◆ What the task requires ◆
Gather each line of the records where "Setup" appears.

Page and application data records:
┏━━

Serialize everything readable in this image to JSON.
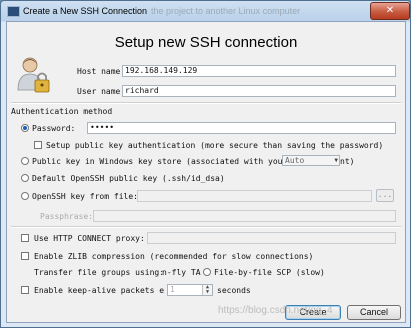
{
  "window": {
    "title": "Create a New SSH Connection",
    "title_ghost": "the project to another Linux computer",
    "close_label": "✕"
  },
  "heading": "Setup new SSH connection",
  "host": {
    "label": "Host name:",
    "value": "192.168.149.129"
  },
  "user": {
    "label": "User name:",
    "value": "richard"
  },
  "auth": {
    "section_label": "Authentication method",
    "password_label": "Password:",
    "password_value": "•••••",
    "save_password_label": "Setup public key authentication (more secure than saving the password)",
    "windows_key_label": "Public key in Windows key store (associated with you",
    "windows_key_tail": "nt)",
    "windows_key_select": "Auto",
    "default_key_label": "Default OpenSSH public key (.ssh/id_dsa)",
    "file_key_label": "OpenSSH key from file:",
    "browse_label": "...",
    "passphrase_label": "Passphrase:"
  },
  "options": {
    "http_proxy_label": "Use HTTP CONNECT proxy:",
    "zlib_label": "Enable ZLIB compression (recommended for slow connections)",
    "transfer_label": "Transfer file groups using:",
    "transfer_option1": "n-fly TA",
    "transfer_option2": "File-by-file SCP (slow)",
    "keepalive_label": "Enable keep-alive packets e",
    "keepalive_value": "1",
    "keepalive_unit": "seconds"
  },
  "buttons": {
    "create": "Create",
    "cancel": "Cancel"
  },
  "watermark": "https://blog.csdn.net/qq_4"
}
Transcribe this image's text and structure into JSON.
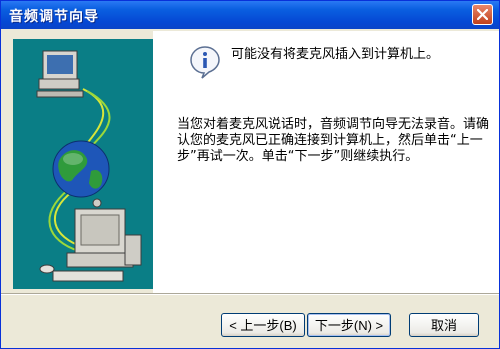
{
  "window": {
    "title": "音频调节向导",
    "accent_color": "#0548d4",
    "close_icon": "close-icon"
  },
  "content": {
    "heading": "可能没有将麦克风插入到计算机上。",
    "message": "当您对着麦克风说话时，音频调节向导无法录音。请确认您的麦克风已正确连接到计算机上，然后单击“上一步”再试一次。单击“下一步”则继续执行。",
    "icon": "info-icon"
  },
  "art": {
    "icon": "network-computers-illustration"
  },
  "buttons": {
    "back_label": "< 上一步(B)",
    "next_label": "下一步(N) >",
    "cancel_label": "取消"
  }
}
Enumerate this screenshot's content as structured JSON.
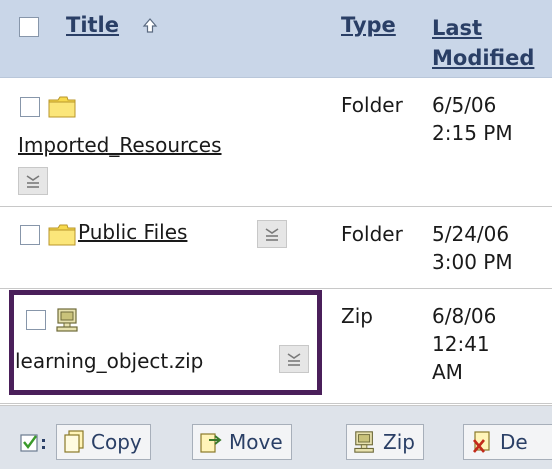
{
  "header": {
    "title": "Title",
    "type": "Type",
    "last_modified": "Last\nModified"
  },
  "rows": [
    {
      "name": "Imported_Resources",
      "type": "Folder",
      "modified": "6/5/06\n2:15 PM",
      "icon": "folder-icon"
    },
    {
      "name": "Public Files",
      "type": "Folder",
      "modified": "5/24/06\n3:00 PM",
      "icon": "folder-icon"
    },
    {
      "name": "learning_object.zip",
      "type": "Zip",
      "modified": "6/8/06\n12:41\nAM",
      "icon": "zip-file-icon"
    }
  ],
  "toolbar": {
    "copy": "Copy",
    "move": "Move",
    "zip": "Zip",
    "delete": "De"
  },
  "colors": {
    "header_bg": "#c9d6e8",
    "link": "#2a3f66",
    "highlight_border": "#4a1f5a",
    "folder_yellow": "#f7d94c"
  }
}
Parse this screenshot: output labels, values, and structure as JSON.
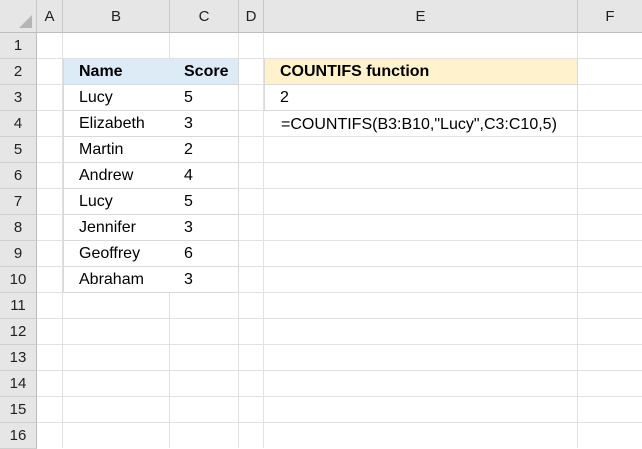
{
  "columns": [
    "A",
    "B",
    "C",
    "D",
    "E",
    "F"
  ],
  "rows": [
    "1",
    "2",
    "3",
    "4",
    "5",
    "6",
    "7",
    "8",
    "9",
    "10",
    "11",
    "12",
    "13",
    "14",
    "15",
    "16"
  ],
  "table": {
    "header_name": "Name",
    "header_score": "Score",
    "rows": [
      {
        "name": "Lucy",
        "score": "5"
      },
      {
        "name": "Elizabeth",
        "score": "3"
      },
      {
        "name": "Martin",
        "score": "2"
      },
      {
        "name": "Andrew",
        "score": "4"
      },
      {
        "name": "Lucy",
        "score": "5"
      },
      {
        "name": "Jennifer",
        "score": "3"
      },
      {
        "name": "Geoffrey",
        "score": "6"
      },
      {
        "name": "Abraham",
        "score": "3"
      }
    ]
  },
  "result_box": {
    "title": "COUNTIFS function",
    "value": "2",
    "formula": "=COUNTIFS(B3:B10,\"Lucy\",C3:C10,5)"
  },
  "colors": {
    "table_header_bg": "#ddebf7",
    "result_header_bg": "#fff2cc",
    "header_gray": "#e6e6e6"
  }
}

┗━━

◆ Task result ◆
  "heading": "Setup new SSH connection",
    "save_password_label": "Setup public key authentication (more secure than saving the password)",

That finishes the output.